*** Recorded data ***
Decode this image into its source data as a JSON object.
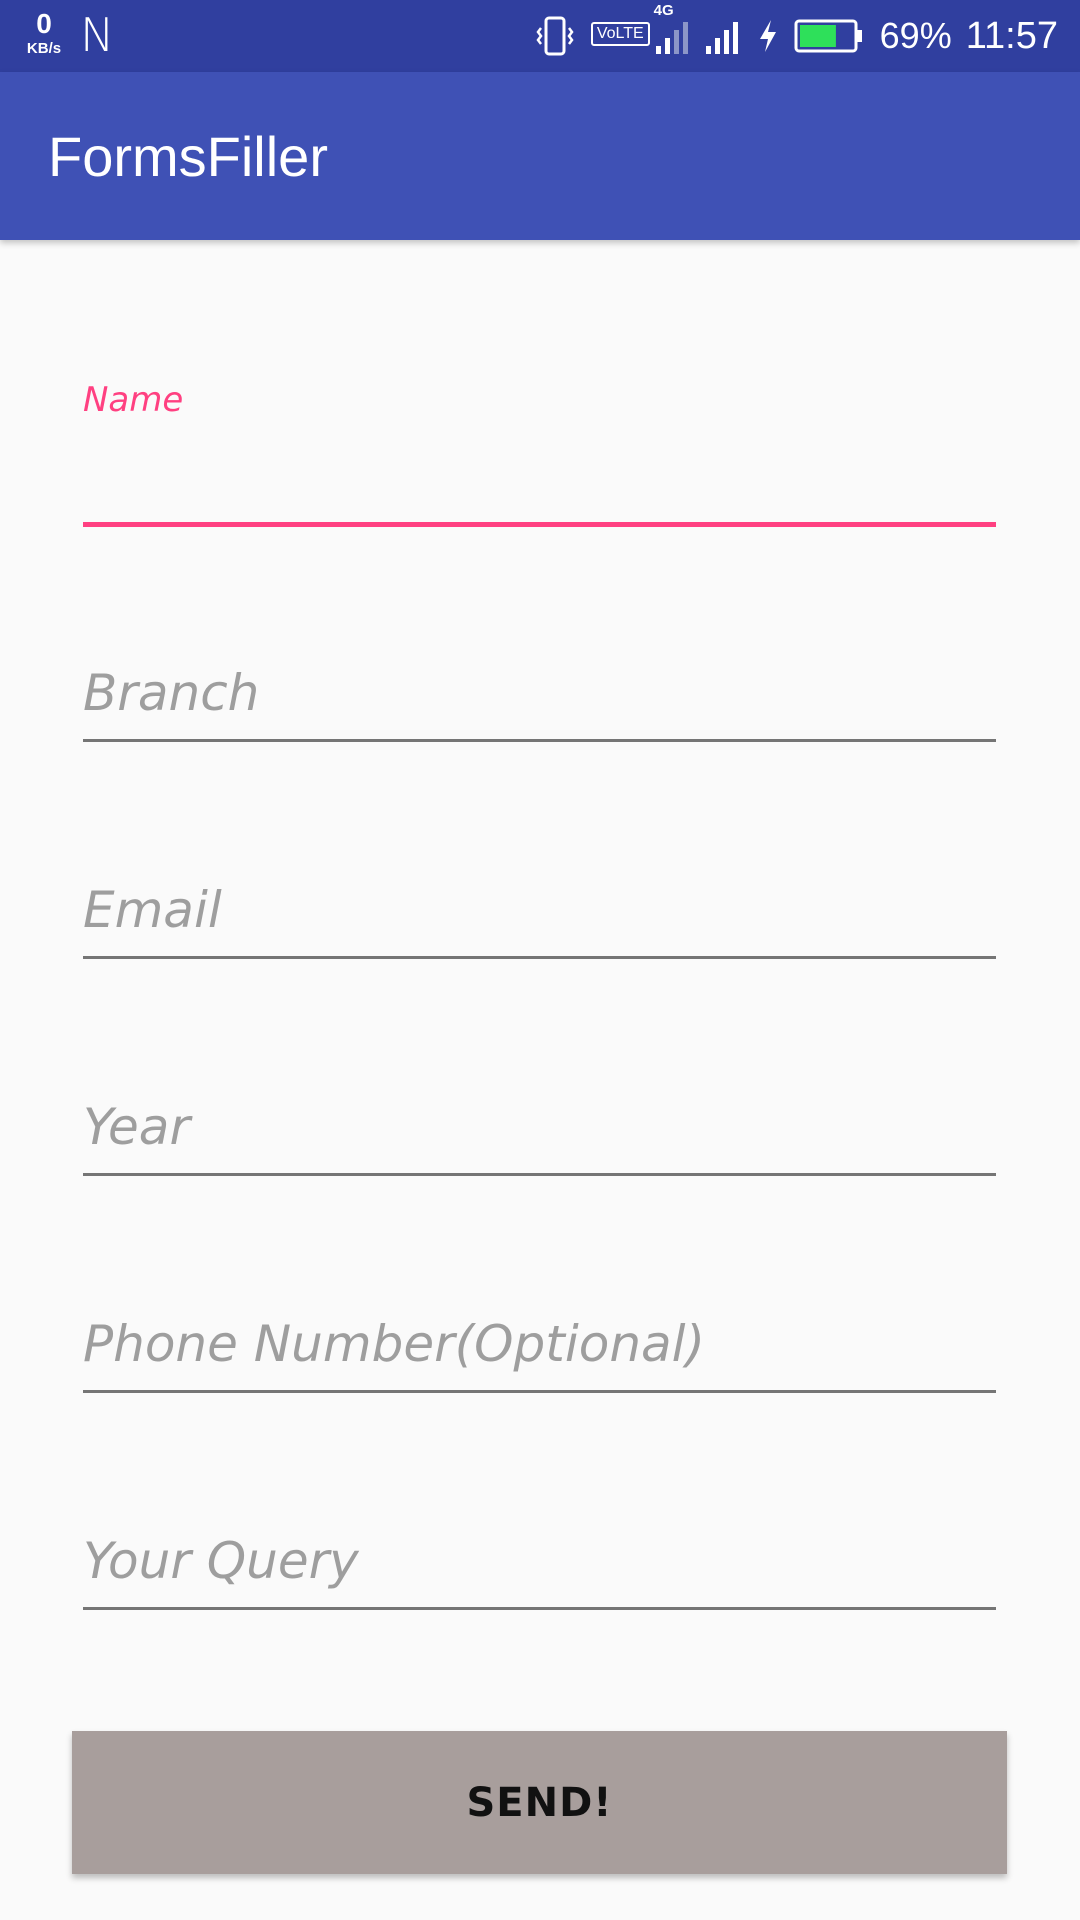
{
  "status_bar": {
    "net_speed_value": "0",
    "net_speed_unit": "KB/s",
    "notification_letter": "N",
    "volte_label": "VoLTE",
    "network_type": "4G",
    "battery_percent": "69%",
    "battery_level": 0.69,
    "battery_color": "#2ee05a",
    "time": "11:57",
    "icons": [
      "vibrate-icon",
      "volte-icon",
      "signal-4g-icon",
      "signal-icon",
      "charging-icon",
      "battery-icon"
    ]
  },
  "app_bar": {
    "title": "FormsFiller",
    "color": "#3f51b5"
  },
  "form": {
    "accent_color": "#ff4081",
    "name_label": "Name",
    "name_value": "",
    "branch_hint": "Branch",
    "email_hint": "Email",
    "year_hint": "Year",
    "phone_hint": "Phone Number(Optional)",
    "query_hint": "Your Query",
    "send_label": "SEND!"
  }
}
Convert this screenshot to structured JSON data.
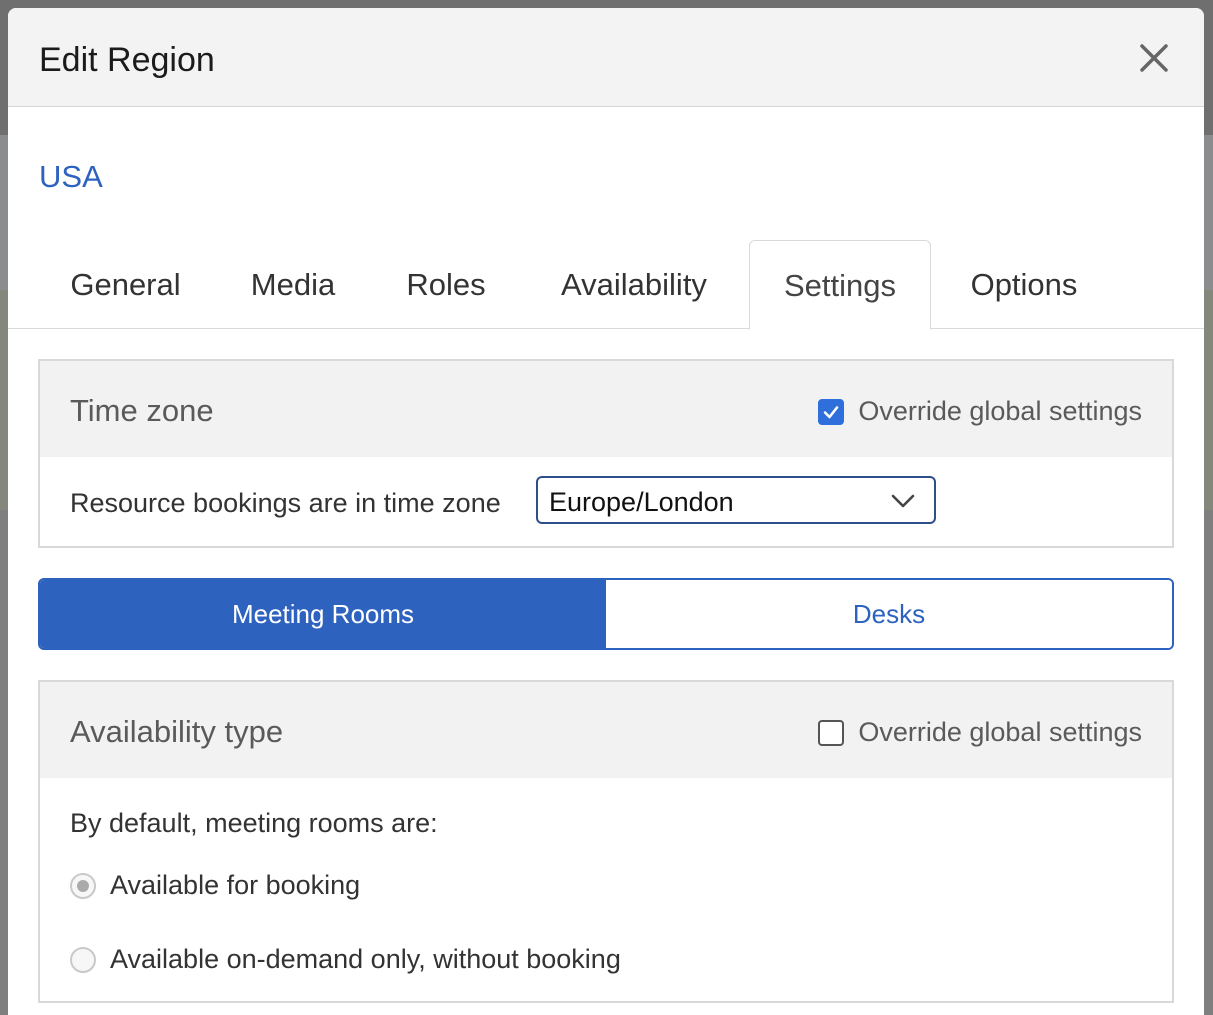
{
  "modal": {
    "title": "Edit Region",
    "close_icon": "close-icon"
  },
  "region": {
    "name": "USA"
  },
  "tabs": [
    {
      "label": "General",
      "active": false
    },
    {
      "label": "Media",
      "active": false
    },
    {
      "label": "Roles",
      "active": false
    },
    {
      "label": "Availability",
      "active": false
    },
    {
      "label": "Settings",
      "active": true
    },
    {
      "label": "Options",
      "active": false
    }
  ],
  "time_zone": {
    "title": "Time zone",
    "override_label": "Override global settings",
    "override_checked": true,
    "row_label": "Resource bookings are in time zone",
    "selected_value": "Europe/London"
  },
  "resource_toggle": {
    "options": [
      {
        "label": "Meeting Rooms",
        "active": true
      },
      {
        "label": "Desks",
        "active": false
      }
    ]
  },
  "availability_type": {
    "title": "Availability type",
    "override_label": "Override global settings",
    "override_checked": false,
    "intro": "By default, meeting rooms are:",
    "options": [
      {
        "label": "Available for booking",
        "selected": true
      },
      {
        "label": "Available on-demand only, without booking",
        "selected": false
      }
    ]
  },
  "colors": {
    "accent": "#2d62bf",
    "checkbox_checked": "#2f6fdb",
    "header_bg": "#f3f3f3"
  }
}
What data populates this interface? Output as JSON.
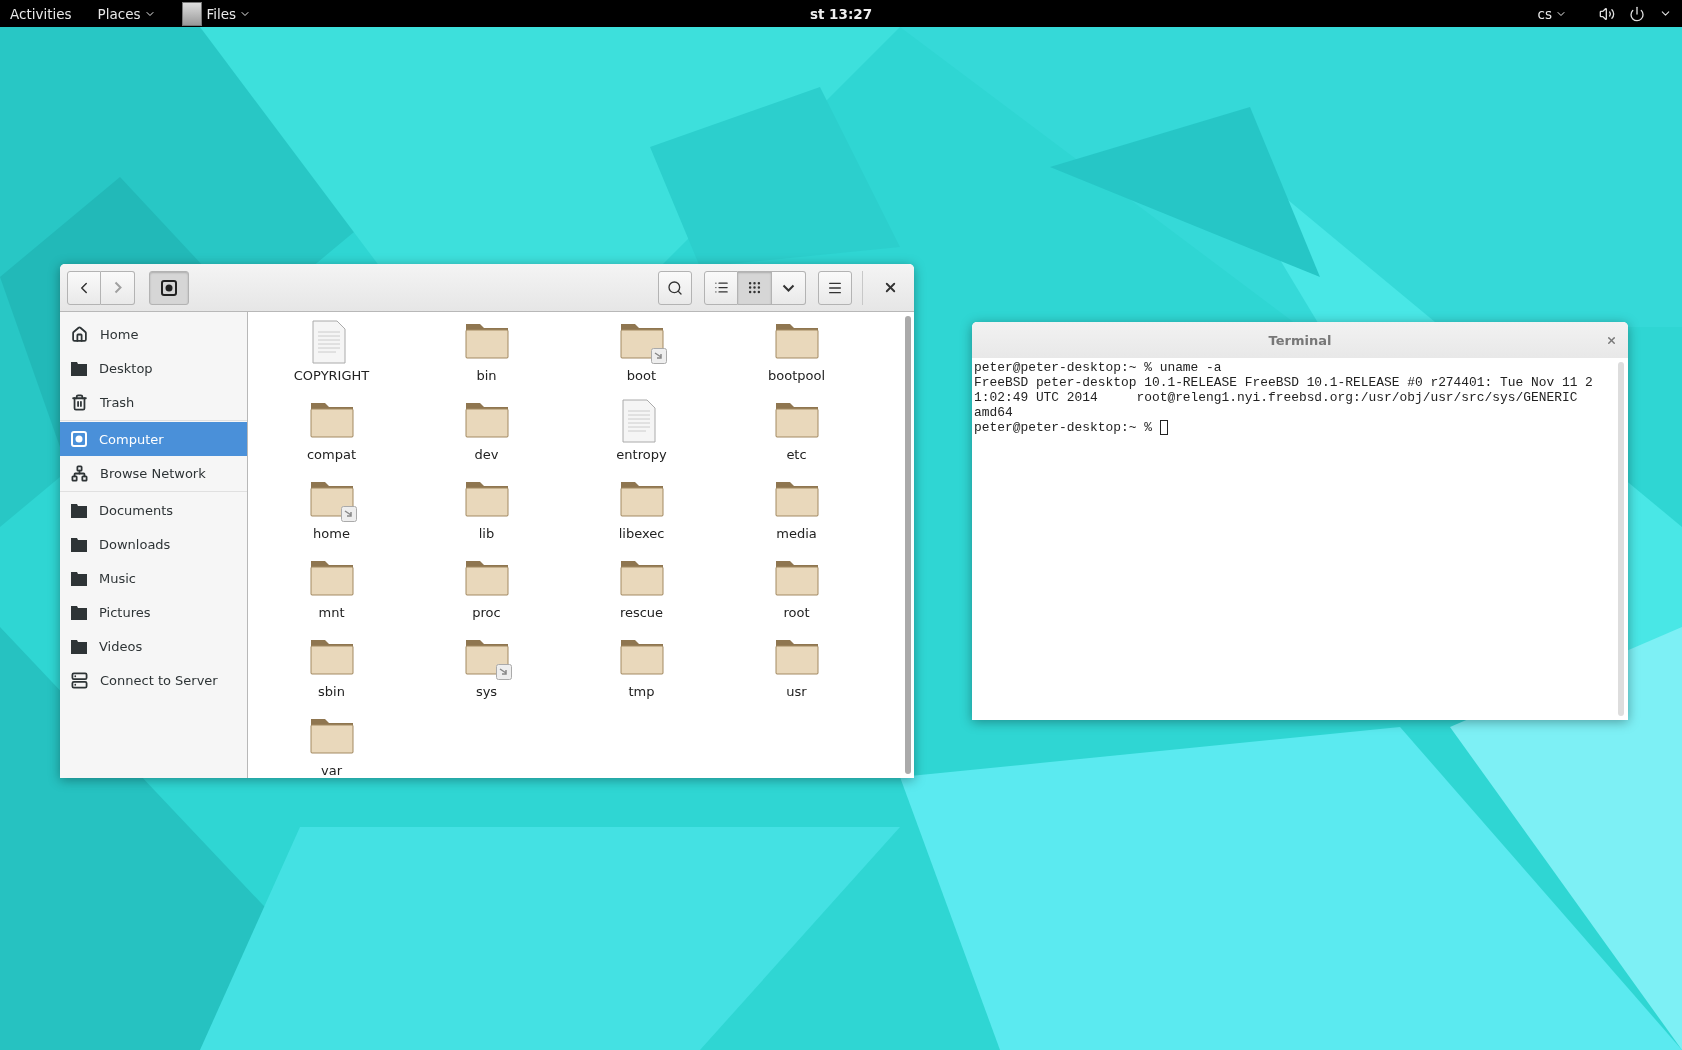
{
  "top_bar": {
    "activities": "Activities",
    "menus": [
      {
        "label": "Places",
        "app_icon": false
      },
      {
        "label": "Files",
        "app_icon": true
      }
    ],
    "clock": "st 13:27",
    "input_source": "cs"
  },
  "files_window": {
    "toolbar": {
      "back": {
        "disabled": false
      },
      "forward": {
        "disabled": true
      },
      "location_selected": true,
      "views": [
        {
          "kind": "list",
          "selected": false
        },
        {
          "kind": "grid",
          "selected": true
        }
      ]
    },
    "sidebar": {
      "sections": [
        {
          "items": [
            {
              "label": "Home",
              "kind": "home",
              "selected": false
            },
            {
              "label": "Desktop",
              "kind": "folder",
              "selected": false
            },
            {
              "label": "Trash",
              "kind": "trash",
              "selected": false
            }
          ]
        },
        {
          "items": [
            {
              "label": "Computer",
              "kind": "drive",
              "selected": true
            },
            {
              "label": "Browse Network",
              "kind": "network",
              "selected": false
            }
          ]
        },
        {
          "items": [
            {
              "label": "Documents",
              "kind": "folder",
              "selected": false
            },
            {
              "label": "Downloads",
              "kind": "folder",
              "selected": false
            },
            {
              "label": "Music",
              "kind": "folder",
              "selected": false
            },
            {
              "label": "Pictures",
              "kind": "folder",
              "selected": false
            },
            {
              "label": "Videos",
              "kind": "folder",
              "selected": false
            },
            {
              "label": "Connect to Server",
              "kind": "server",
              "selected": false
            }
          ]
        }
      ]
    },
    "files": [
      {
        "name": "COPYRIGHT",
        "kind": "document",
        "link": false
      },
      {
        "name": "bin",
        "kind": "folder",
        "link": false
      },
      {
        "name": "boot",
        "kind": "folder",
        "link": true
      },
      {
        "name": "bootpool",
        "kind": "folder",
        "link": false
      },
      {
        "name": "compat",
        "kind": "folder",
        "link": false
      },
      {
        "name": "dev",
        "kind": "folder",
        "link": false
      },
      {
        "name": "entropy",
        "kind": "document",
        "link": false
      },
      {
        "name": "etc",
        "kind": "folder",
        "link": false
      },
      {
        "name": "home",
        "kind": "folder",
        "link": true
      },
      {
        "name": "lib",
        "kind": "folder",
        "link": false
      },
      {
        "name": "libexec",
        "kind": "folder",
        "link": false
      },
      {
        "name": "media",
        "kind": "folder",
        "link": false
      },
      {
        "name": "mnt",
        "kind": "folder",
        "link": false
      },
      {
        "name": "proc",
        "kind": "folder",
        "link": false
      },
      {
        "name": "rescue",
        "kind": "folder",
        "link": false
      },
      {
        "name": "root",
        "kind": "folder",
        "link": false
      },
      {
        "name": "sbin",
        "kind": "folder",
        "link": false
      },
      {
        "name": "sys",
        "kind": "folder",
        "link": true
      },
      {
        "name": "tmp",
        "kind": "folder",
        "link": false
      },
      {
        "name": "usr",
        "kind": "folder",
        "link": false
      },
      {
        "name": "var",
        "kind": "folder",
        "link": false
      }
    ]
  },
  "terminal": {
    "title": "Terminal",
    "lines": [
      "peter@peter-desktop:~ % uname -a",
      "FreeBSD peter-desktop 10.1-RELEASE FreeBSD 10.1-RELEASE #0 r274401: Tue Nov 11 2",
      "1:02:49 UTC 2014     root@releng1.nyi.freebsd.org:/usr/obj/usr/src/sys/GENERIC",
      "amd64",
      "peter@peter-desktop:~ % "
    ],
    "cursor": true
  }
}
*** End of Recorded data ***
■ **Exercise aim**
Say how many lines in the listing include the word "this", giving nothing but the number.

■ **Written reply**
3